own brand of reactionary blood-and-soil identity politics — using the
language and tactics of their leftist fellow travelers.
"That the demand for dignity should somehow disappear is neither
possible nor desirable," notes Fukuyama.
This is a charmingly old-fashioned idea. There is much to like about it.
But the Big Government roadmap that Fukuyama lays out is problematic to
say the least.
Fukuyama admits that he has no use for limited government libertarianism
and, in fact, believes that it was unfortunate that the right's critique
of the unintended consequences of ambitious social programs unnerved the
left.
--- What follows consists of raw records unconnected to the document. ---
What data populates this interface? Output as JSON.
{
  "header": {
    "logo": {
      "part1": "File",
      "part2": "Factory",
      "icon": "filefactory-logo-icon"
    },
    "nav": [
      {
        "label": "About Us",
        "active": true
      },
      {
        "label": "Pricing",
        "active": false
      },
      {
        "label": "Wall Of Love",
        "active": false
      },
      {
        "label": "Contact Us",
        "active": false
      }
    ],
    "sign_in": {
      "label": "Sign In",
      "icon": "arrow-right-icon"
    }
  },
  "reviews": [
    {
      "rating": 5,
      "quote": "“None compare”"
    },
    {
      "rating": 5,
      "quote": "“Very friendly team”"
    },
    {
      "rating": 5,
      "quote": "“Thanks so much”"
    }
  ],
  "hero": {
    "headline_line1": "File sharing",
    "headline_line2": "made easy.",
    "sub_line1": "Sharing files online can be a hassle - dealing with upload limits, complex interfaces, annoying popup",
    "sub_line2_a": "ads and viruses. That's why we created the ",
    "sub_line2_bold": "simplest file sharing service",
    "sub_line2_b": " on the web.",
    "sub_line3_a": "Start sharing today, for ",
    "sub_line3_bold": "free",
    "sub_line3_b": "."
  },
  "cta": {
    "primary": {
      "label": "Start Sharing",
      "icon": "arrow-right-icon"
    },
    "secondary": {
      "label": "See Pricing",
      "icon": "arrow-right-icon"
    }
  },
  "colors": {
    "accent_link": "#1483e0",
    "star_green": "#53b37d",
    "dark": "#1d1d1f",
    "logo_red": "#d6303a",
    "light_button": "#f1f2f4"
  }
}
It's high time, he thinks, to stop being shy about using
government to achieve national unity.
The Netherlands, for example, must end its age-old acceptance of "polarization,"
or letting different religious groups establish their own schools,
newspapers, and political parties. It was one thing to go along with
this arrangement when it meant buying social peace among Catholics,
Protestants, and secularists. But it has ghettoized Muslim immigrants
and prevented them from assimilating, claims Fukuyama.
This sounds good on its face. But America's relatively limited
experiment with state-enforced busing to end segregation was a disaster.
White families who didn't want their children to have to spend hours
being transported to another school district put their kids in private
or parochial schools or fled from inner cities to distant suburbs
outside of the busing zone. All of this exacerbated segregation and
racial tensions. But Fukuyama seems so determined to ignore the danger
of unintended consequences that he doesn't entertain any downside to his
proposal, much less question its feasibility.
In America, Fukuyama believes, the left needs to return to a class-based
politics that unites various marginalized groups around pocketbook
concerns. At the electoral level that means that Democrats should quit
playing identity politics and nominate a younger version of Joe Biden
who can connect with the working class, regardless of race, sex, or
religion. At the programmatic level, it means a renewed embrace of
redistribution programs on the scale of the New Deal and the Great
Society. He also wants a "national service" program that replicates the
military's stellar success in assimilating recruits of diverse
The primary point of returning to a redistributive politics is not so
much to expand the social safety net as to even out envy-inducing social
hierarchies. In other words, make the rich poorer and the poor richer to
make the working class feel better about itself. That such policies
would be fiscally unaffordable and economically deleterious, Fukuyama
doesn't consider. But the bigger problem from his own standpoint is that
giving government more control over more wealth is likely to deepen
existing social fissures by triggering a fiercer race for the spoils,
especially in the post-Trump era where whites are emboldened.
Fukuyama's call for national service is perhaps more innocuous, but it's
hard to see how it'll accomplish much. The military is united around a
clear mission — protecting the nation — that helps overcome other
divides. What would be the unifying passion of national service? Digging
sewers in poor neighborhoods might appeal to congenital do-gooders but
it's not the kind of thing that brings people together like the enemy at
What's befuddling about Fukuyama's recommended agenda is that it
ultimately departs from his own Hegelianism. Hegel, contra Marx,
believed that ideas shaped the material — economic — world, not vice
versa. That means that the political battle is ultimately an ideological
battle. Victory depends on winning hearts and minds, not economic
appeasement. If that's the case, Fukuyama would have been better off
exposing what's false, contradictory, and self-negating about the new
and pernicious identity politics of the left and right and leaving it at
Nevertheless, Fukuyama has written an intricate account of this peculiar
phenomenon. It is a must-read for anyone interested in understanding our
bewildering political times in a broader historical and philosophical
What's needed now is a renewed commitment to "e